In a classic single-party gerrymander, the party in power packs opposition voters densely into as few districts as possible, thus enabling its own voters to lead by a comfortable margin in a maximum of districts. When a legislature is under split party control, the theme is often bipartisan connivance: you protect your incumbents and we’ll protect ours. Third-party and independent voters, as is so common in our system, have no one looking out for their interests….

Geographic information systems (GIS) methods now allow members of the public using inexpensive software to analyze the full data set behind a map. In several states, that has meant members of the public could offer maps of their own or make well-informed critiques of legislators’ proposed maps. In one triumph for citizen data use, the Pennsylvania Supreme Court invalidated a map drawn by lawmakers as clearly inferior to a map that had been submitted independently by an Allentown piano teacher.

Separately, I generally agree with what Aaron Blake writes in a new Washington Post piece: with so many other solid reasons to end gerrymandering, there’s no need to over-sell two arguments frequently invoked against it, the polarization thesis and the “GOP-fixed House” thesis.

On the much-noted trend in national politics toward ideological polarization, it seems clear that gerrymandering is but one contributing factor among many. The U.S. Senate, for which districting is not an issue, has followed a path not too far from that of the House, with virtually all Senate Democrats now to the left of virtually all Senate Republicans and stepped-up party-line cohesion on voting. And states with relatively fair districting maps have experienced polarization with the rest. So, yes, reform will probably make a difference at the margins for those who would like there to be more swing or contestable seats, but don’t expect miracles.

And while gerrymandering today on net benefits Republicans (which has not always been the case), it is probable for reasons Blake explains that fair/neutral districting would still have produced a GOP-run House in 2016. An important reason is that Democratic voters are so concentrated in cities.

For some of the many other reasons the cause is worth pursuing no matter which party (if any) you identify with, check out my IHS piece or, for somewhat more detail, my chapter on the subject in the new Eighth Edition of the Cato Handbook for Policymakers. I’ve previously written several pieces about my experience dealing with the problem in my own state of Maryland. [cross-posted from Cato at Liberty]


  • A couple of see-alsos: on the polarization thesis, Seth Masket, Vox; on the GOP-stole-the-House thesis, Jowei Chen and David Cottrell.

    • Walter, the second link in your comment just points back to this post on Overlawyered.

  • The Jowei Chen and David Cottrell link seems to redirect back to this article? Maybe I’m doing something wrong. Anyhow, TY for the page. Always an enjoyable read.

  • Did you mean to link Here?

  • Sorry, fixed now.
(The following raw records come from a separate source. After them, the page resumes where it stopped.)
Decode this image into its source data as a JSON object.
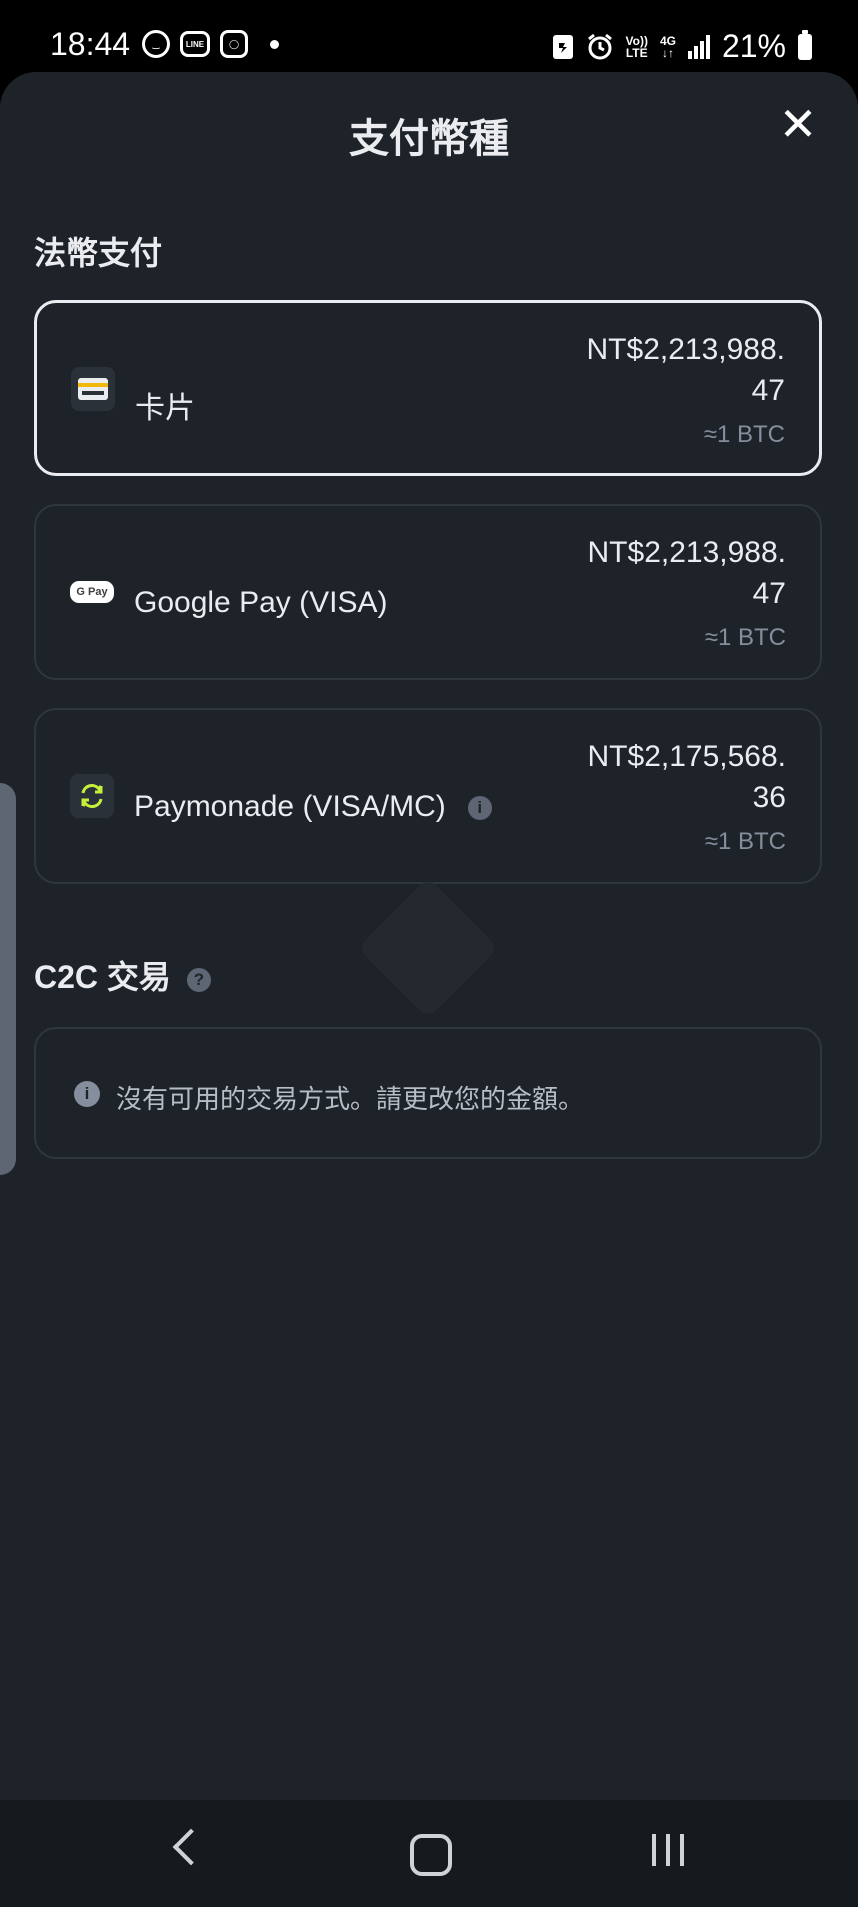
{
  "status_bar": {
    "time": "18:44",
    "left_icons": [
      "smile-icon",
      "line-icon",
      "instagram-icon"
    ],
    "line_label": "LINE",
    "volte_top": "Vo))",
    "volte_bottom": "LTE",
    "network_top": "4G",
    "network_bottom": "↓↑",
    "battery": "21%"
  },
  "sheet": {
    "title": "支付幣種",
    "close_label": "✕"
  },
  "fiat": {
    "section_title": "法幣支付",
    "methods": [
      {
        "name": "卡片",
        "price_line1": "NT$2,213,988.",
        "price_line2": "47",
        "approx": "≈1 BTC",
        "icon": "card-icon",
        "selected": true
      },
      {
        "name": "Google Pay (VISA)",
        "price_line1": "NT$2,213,988.",
        "price_line2": "47",
        "approx": "≈1 BTC",
        "icon": "google-pay-icon",
        "icon_text": "G Pay",
        "selected": false
      },
      {
        "name": "Paymonade (VISA/MC)",
        "price_line1": "NT$2,175,568.",
        "price_line2": "36",
        "approx": "≈1 BTC",
        "icon": "paymonade-icon",
        "selected": false
      }
    ]
  },
  "c2c": {
    "section_title": "C2C 交易",
    "help_icon": "?",
    "empty_message": "沒有可用的交易方式。請更改您的金額。",
    "info_icon": "i"
  },
  "colors": {
    "background": "#1e2329",
    "accent_yellow": "#f0b90b",
    "text_primary": "#eaecef",
    "text_secondary": "#848e9c"
  }
}
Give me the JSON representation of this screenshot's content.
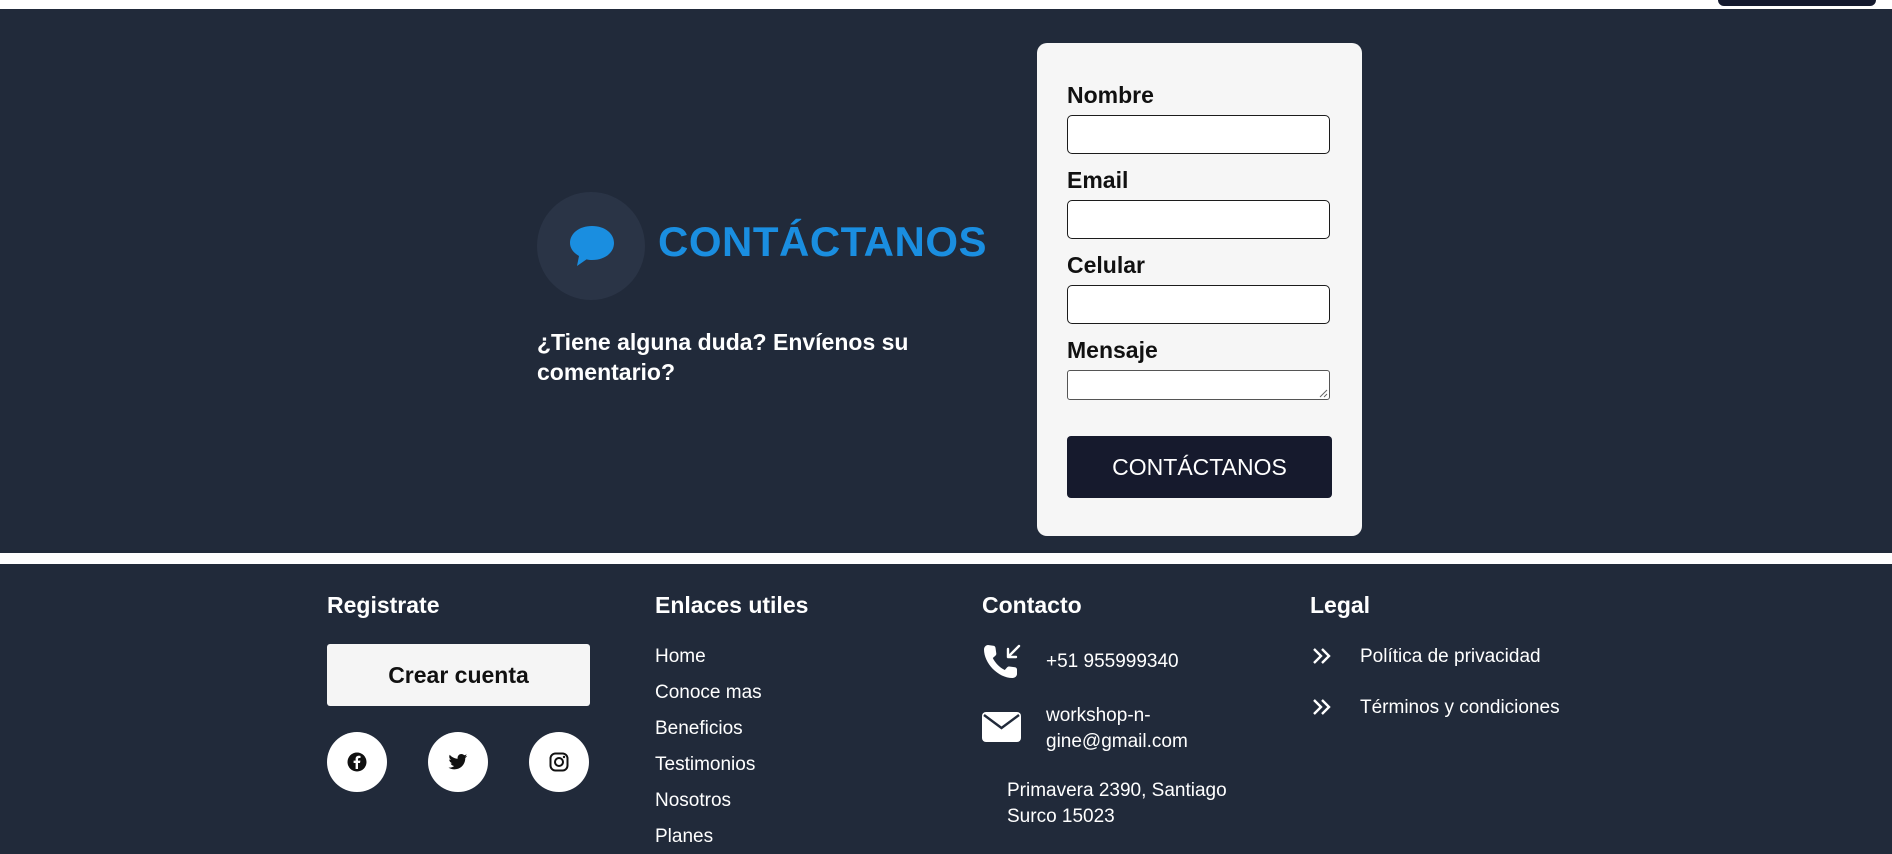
{
  "colors": {
    "background_dark": "#212a3a",
    "accent_blue": "#1a8ee0",
    "button_dark": "#161a2d",
    "card_bg": "#f6f6f6"
  },
  "contact": {
    "icon": "chat-bubble-icon",
    "title": "CONTÁCTANOS",
    "subtitle": "¿Tiene alguna duda? Envíenos su comentario?"
  },
  "form": {
    "fields": [
      {
        "label": "Nombre",
        "value": ""
      },
      {
        "label": "Email",
        "value": ""
      },
      {
        "label": "Celular",
        "value": ""
      },
      {
        "label": "Mensaje",
        "value": ""
      }
    ],
    "submit_label": "CONTÁCTANOS"
  },
  "footer": {
    "register": {
      "title": "Registrate",
      "button_label": "Crear cuenta",
      "social": [
        "facebook-icon",
        "twitter-icon",
        "instagram-icon"
      ]
    },
    "links": {
      "title": "Enlaces utiles",
      "items": [
        "Home",
        "Conoce mas",
        "Beneficios",
        "Testimonios",
        "Nosotros",
        "Planes"
      ]
    },
    "contact": {
      "title": "Contacto",
      "phone": "+51 955999340",
      "email_line1": "workshop-n-",
      "email_line2": "gine@gmail.com",
      "address_line1": "Primavera 2390, Santiago",
      "address_line2": "Surco 15023"
    },
    "legal": {
      "title": "Legal",
      "items": [
        "Política de privacidad",
        "Términos y condiciones"
      ]
    }
  }
}
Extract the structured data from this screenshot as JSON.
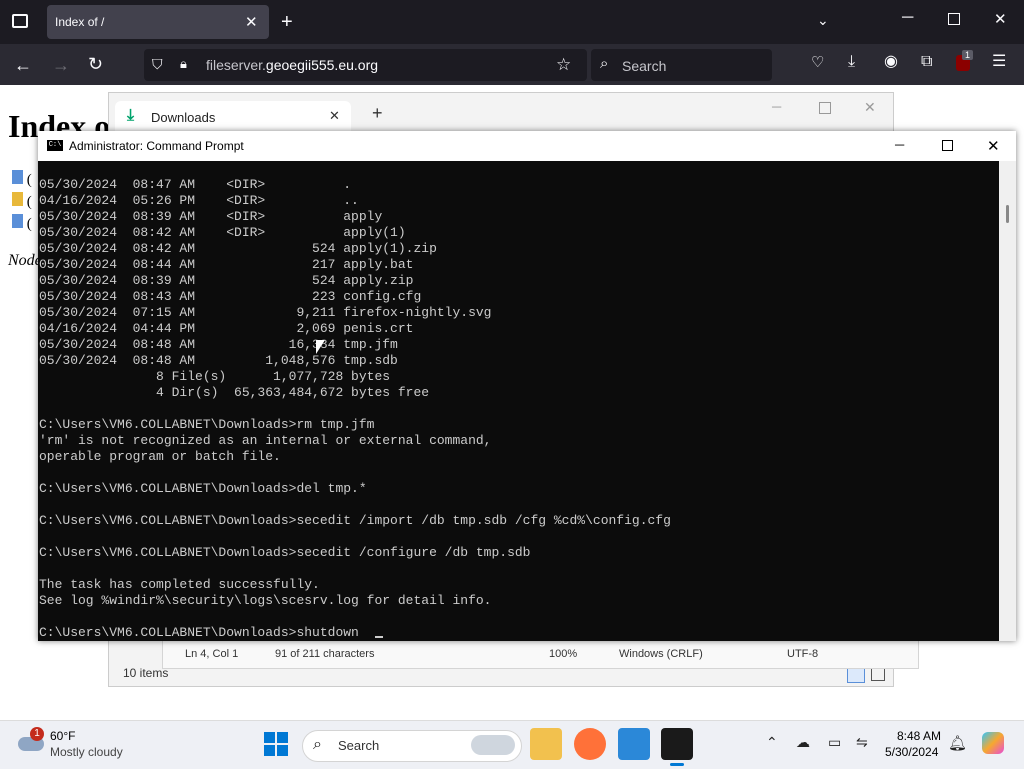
{
  "browser": {
    "tab_title": "Index of /",
    "url_prefix": "fileserver.",
    "url_domain": "geoegii555.eu.org",
    "search_placeholder": "Search",
    "extension_badge": "1"
  },
  "page": {
    "heading": "Index o",
    "list_fragments": [
      "(",
      "(",
      "("
    ],
    "footer_fragment": "Node"
  },
  "downloads_window": {
    "tab_title": "Downloads",
    "status_items": "10 items"
  },
  "notepad_status": {
    "position": "Ln 4, Col 1",
    "chars": "91 of 211 characters",
    "zoom": "100%",
    "line_ending": "Windows (CRLF)",
    "encoding": "UTF-8"
  },
  "cmd": {
    "title": "Administrator: Command Prompt",
    "icon_label": "C:\\",
    "console_text": "05/30/2024  08:47 AM    <DIR>          .\n04/16/2024  05:26 PM    <DIR>          ..\n05/30/2024  08:39 AM    <DIR>          apply\n05/30/2024  08:42 AM    <DIR>          apply(1)\n05/30/2024  08:42 AM               524 apply(1).zip\n05/30/2024  08:44 AM               217 apply.bat\n05/30/2024  08:39 AM               524 apply.zip\n05/30/2024  08:43 AM               223 config.cfg\n05/30/2024  07:15 AM             9,211 firefox-nightly.svg\n04/16/2024  04:44 PM             2,069 penis.crt\n05/30/2024  08:48 AM            16,384 tmp.jfm\n05/30/2024  08:48 AM         1,048,576 tmp.sdb\n               8 File(s)      1,077,728 bytes\n               4 Dir(s)  65,363,484,672 bytes free\n\nC:\\Users\\VM6.COLLABNET\\Downloads>rm tmp.jfm\n'rm' is not recognized as an internal or external command,\noperable program or batch file.\n\nC:\\Users\\VM6.COLLABNET\\Downloads>del tmp.*\n\nC:\\Users\\VM6.COLLABNET\\Downloads>secedit /import /db tmp.sdb /cfg %cd%\\config.cfg\n\nC:\\Users\\VM6.COLLABNET\\Downloads>secedit /configure /db tmp.sdb\n\nThe task has completed successfully.\nSee log %windir%\\security\\logs\\scesrv.log for detail info.\n\nC:\\Users\\VM6.COLLABNET\\Downloads>shutdown "
  },
  "taskbar": {
    "weather_temp": "60°F",
    "weather_desc": "Mostly cloudy",
    "weather_badge": "1",
    "search_placeholder": "Search",
    "time": "8:48 AM",
    "date": "5/30/2024"
  },
  "colors": {
    "firefox_dark": "#1c1b22",
    "firefox_toolbar": "#2b2a33",
    "console_bg": "#0c0c0c",
    "console_fg": "#cccccc",
    "taskbar_bg": "#eef0f5",
    "download_accent": "#00a36c"
  }
}
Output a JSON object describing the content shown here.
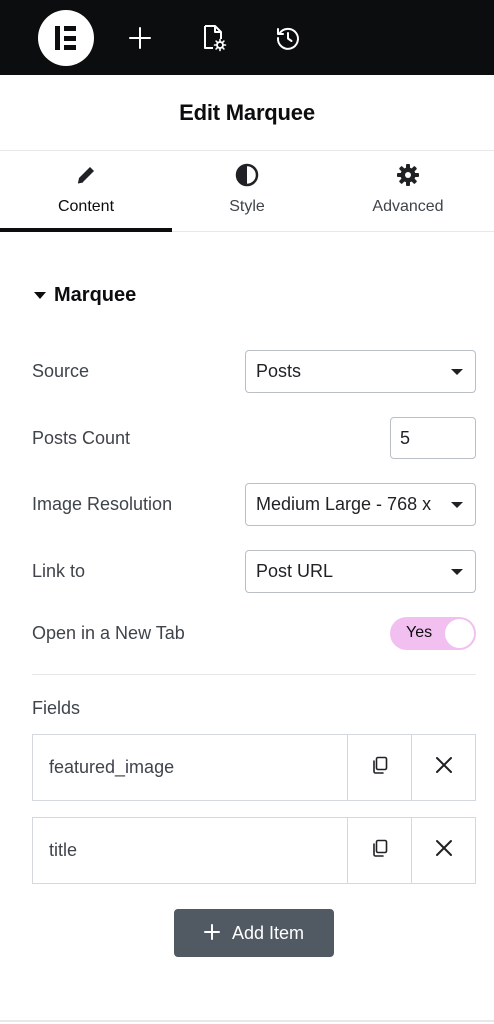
{
  "topbar": {
    "logo": "elementor-logo",
    "icons": [
      "plus-icon",
      "page-settings-icon",
      "history-icon"
    ]
  },
  "header": {
    "title": "Edit Marquee"
  },
  "tabs": [
    {
      "label": "Content",
      "icon": "pencil-icon",
      "active": true
    },
    {
      "label": "Style",
      "icon": "half-circle-icon",
      "active": false
    },
    {
      "label": "Advanced",
      "icon": "gear-icon",
      "active": false
    }
  ],
  "section": {
    "title": "Marquee",
    "expanded": true
  },
  "controls": {
    "source": {
      "label": "Source",
      "value": "Posts"
    },
    "posts_count": {
      "label": "Posts Count",
      "value": "5"
    },
    "image_resolution": {
      "label": "Image Resolution",
      "value": "Medium Large - 768 x"
    },
    "link_to": {
      "label": "Link to",
      "value": "Post URL"
    },
    "new_tab": {
      "label": "Open in a New Tab",
      "value": "Yes",
      "on": true
    }
  },
  "fields": {
    "label": "Fields",
    "items": [
      {
        "name": "featured_image"
      },
      {
        "name": "title"
      }
    ],
    "add_label": "Add Item"
  },
  "colors": {
    "topbar": "#0c0d0e",
    "toggle_on": "#f2c0f0",
    "add_button": "#515962"
  }
}
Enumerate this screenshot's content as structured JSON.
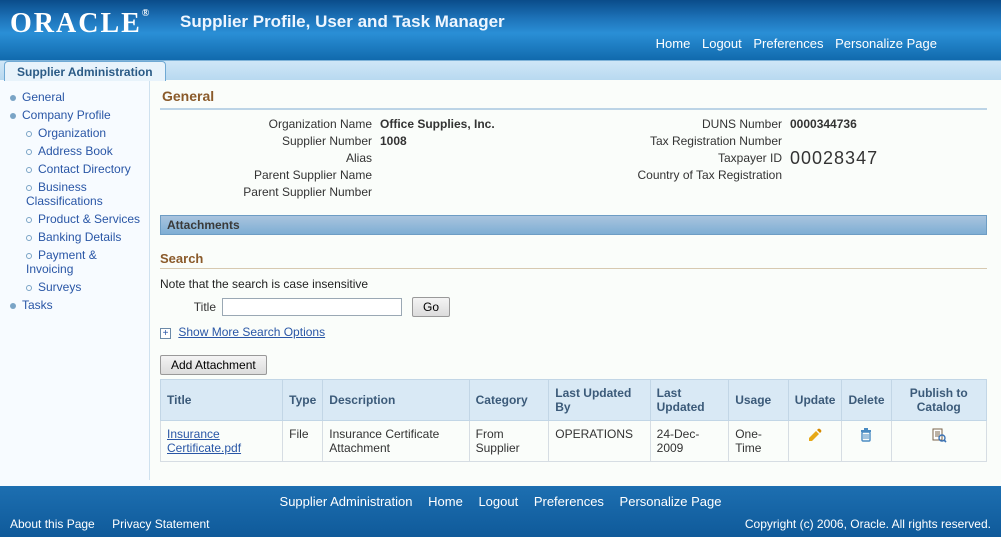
{
  "header": {
    "logo_text": "ORACLE",
    "logo_reg": "®",
    "app_title": "Supplier Profile, User and Task Manager",
    "nav": {
      "home": "Home",
      "logout": "Logout",
      "prefs": "Preferences",
      "personalize": "Personalize Page"
    }
  },
  "tab": {
    "label": "Supplier Administration"
  },
  "sidebar": {
    "general": "General",
    "company_profile": "Company Profile",
    "organization": "Organization",
    "address_book": "Address Book",
    "contact_dir": "Contact Directory",
    "biz_class": "Business Classifications",
    "prod_services": "Product & Services",
    "banking": "Banking Details",
    "payment": "Payment & Invoicing",
    "surveys": "Surveys",
    "tasks": "Tasks"
  },
  "page_title": "General",
  "info": {
    "org_name_label": "Organization Name",
    "org_name": "Office Supplies, Inc.",
    "supplier_number_label": "Supplier Number",
    "supplier_number": "1008",
    "alias_label": "Alias",
    "alias": "",
    "parent_name_label": "Parent Supplier Name",
    "parent_name": "",
    "parent_number_label": "Parent Supplier Number",
    "parent_number": "",
    "duns_label": "DUNS Number",
    "duns": "0000344736",
    "tax_reg_label": "Tax Registration Number",
    "tax_reg": "",
    "taxpayer_label": "Taxpayer ID",
    "taxpayer": "00028347",
    "country_tax_label": "Country of Tax Registration",
    "country_tax": ""
  },
  "attachments_header": "Attachments",
  "search": {
    "title": "Search",
    "note": "Note that the search is case insensitive",
    "title_label": "Title",
    "title_value": "",
    "go": "Go",
    "show_more": "Show More Search Options",
    "plus": "+"
  },
  "add_attachment": "Add Attachment",
  "table": {
    "headers": {
      "title": "Title",
      "type": "Type",
      "description": "Description",
      "category": "Category",
      "last_updated_by": "Last Updated By",
      "last_updated": "Last Updated",
      "usage": "Usage",
      "update": "Update",
      "delete": "Delete",
      "publish": "Publish to Catalog"
    },
    "row": {
      "title": "Insurance Certificate.pdf",
      "type": "File",
      "description": "Insurance Certificate Attachment",
      "category": "From Supplier",
      "last_updated_by": "OPERATIONS",
      "last_updated": "24-Dec-2009",
      "usage": "One-Time"
    }
  },
  "footer": {
    "links": {
      "admin": "Supplier Administration",
      "home": "Home",
      "logout": "Logout",
      "prefs": "Preferences",
      "personalize": "Personalize Page"
    },
    "about": "About this Page",
    "privacy": "Privacy Statement",
    "copyright": "Copyright (c) 2006, Oracle. All rights reserved."
  }
}
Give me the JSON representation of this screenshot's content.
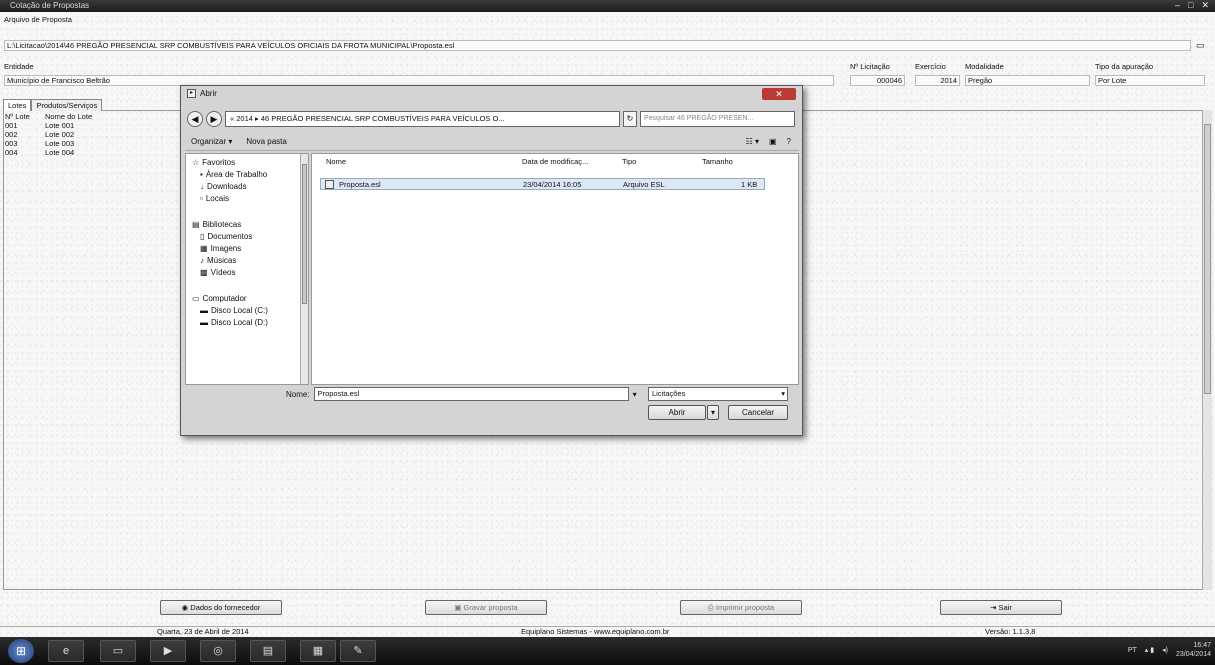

An extra quote mark added to an otherwise correct link had that effect.

  • We are suffering under such gerrymandering here in the greater Puget Sound area. It’s more than just getting “your” politician elected, or keeping them elected.

    “Sound Transit” recently passed hefty tax increases to fund the expansion of the local light rail system.

    The boundaries of the taxing district are conveniently drawn to pull in as much tax area as possible (sales tax, vehicle registration tax, property tax), without getting TOO many suburban voters, who are less likely to vote for these projects than Seattle residents. That allows the tax happy residents of Seattle to pass tax increase after increase on the suburban voters to pay for Seattle’s choo-choo-train.

    Generally the further away from Seattle, the less yes votes were received, for the rational reason that taxes will be paid for years and years before service will reach that far. Pierce County rejected the measure soundly, yet is dragged in by the sheer weight of Seattle’s yes vote.